In 1986, Dische produced the documentary film Zacharias (1986). The film was based on her own script about her father, a Jew from Lemberg, who – having grown up in Vienna – fled to America through France to become one of the most distinguished biochemists of his generation. It was broadcast on the ZDF.
In 1989, Dische published her first novel Pious Secrets. The book became a Bestseller throughout Europe, and ended up being translated into 15 languages. In 1993, Dische made her first appearance as a children's author alongside co-writer Magnus Enzensberger, publishing Esterhazy, the tale of a hare searching for love in the Berlin of the late 1980s. Her next children's book, Zwischen zwei Scheiben Glück (1997; Eng. Between Two Seasons of Happiness, 1998) tells the tale of a young Jewish boy who, following Kristallnacht, was sent into exile by his father, to stay with his seemingly stern grandfather in Hungary. The novel was awarded the German Young People's Literature Award and was also released as an audio book. Dische's most recent novel was also her most successful one. "The Empress of Weehawken", Dische's autobiography told from the point of view of her grandmother, was released in 2005 to significant critical acclaim.
This book does a number of things beautifully, even brilliantly. It looks at the America of the 1950s and 1960s from a European refugee's point of view, in all the infant superpower's naivete, self-importance and glistening material success, as the refugees struggle to make the dream work for them too. It explains how life can appear to a person who is both a believer and a painfully practical realist. It also shows how character is inherited yet subtly altered over the generations.The real grandeur of The Empress of Weehawken, however, lies in the narrator's voice. Pure as a bell, always unerringly true to character, Frau Rother is drawn as accurately as the slice of a surgeon's scalpel. And that's what the author is doing here, performing autopsies on the characters of her family. The writer is the real medical examiner.
The book was also a notable commercial success, selling over half a million copies in Germany alone. In 2007, she released a collection of short stories, entitled Loves.
Dische divides her time between Berlin and New York. She is married to lawyer Nicolas Becker and has two children.
- "Irene Dische". literaturfestival.com.
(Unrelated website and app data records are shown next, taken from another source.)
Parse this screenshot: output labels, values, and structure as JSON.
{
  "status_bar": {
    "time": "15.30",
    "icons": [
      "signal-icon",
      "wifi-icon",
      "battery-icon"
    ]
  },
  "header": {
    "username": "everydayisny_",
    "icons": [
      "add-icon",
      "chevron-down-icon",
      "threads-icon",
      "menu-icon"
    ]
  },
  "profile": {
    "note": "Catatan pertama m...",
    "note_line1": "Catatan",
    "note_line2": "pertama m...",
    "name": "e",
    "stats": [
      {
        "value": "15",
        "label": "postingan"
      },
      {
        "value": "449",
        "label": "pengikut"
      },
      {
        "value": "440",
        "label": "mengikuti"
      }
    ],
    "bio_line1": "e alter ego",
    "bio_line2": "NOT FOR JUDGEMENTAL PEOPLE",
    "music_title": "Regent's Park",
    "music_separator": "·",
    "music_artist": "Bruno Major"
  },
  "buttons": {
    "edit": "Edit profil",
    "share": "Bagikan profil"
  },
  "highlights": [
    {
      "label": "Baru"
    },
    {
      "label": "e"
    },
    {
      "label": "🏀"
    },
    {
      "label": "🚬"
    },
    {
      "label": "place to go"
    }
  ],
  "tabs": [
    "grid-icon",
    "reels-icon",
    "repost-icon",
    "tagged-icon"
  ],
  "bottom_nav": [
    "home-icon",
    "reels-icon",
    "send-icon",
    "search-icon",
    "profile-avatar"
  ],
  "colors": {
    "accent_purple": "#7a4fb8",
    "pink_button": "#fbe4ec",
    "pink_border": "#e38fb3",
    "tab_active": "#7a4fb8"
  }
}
- Wilentz, Amy (2007-08-05). "'The Empress of Weehawken' by Irene Dische". Los Angeles Times. Retrieved 2008-04-29.[dead link]
- Some Thoughts on The Palace by Aulis Sallinen, 1995. At the Music Finland site.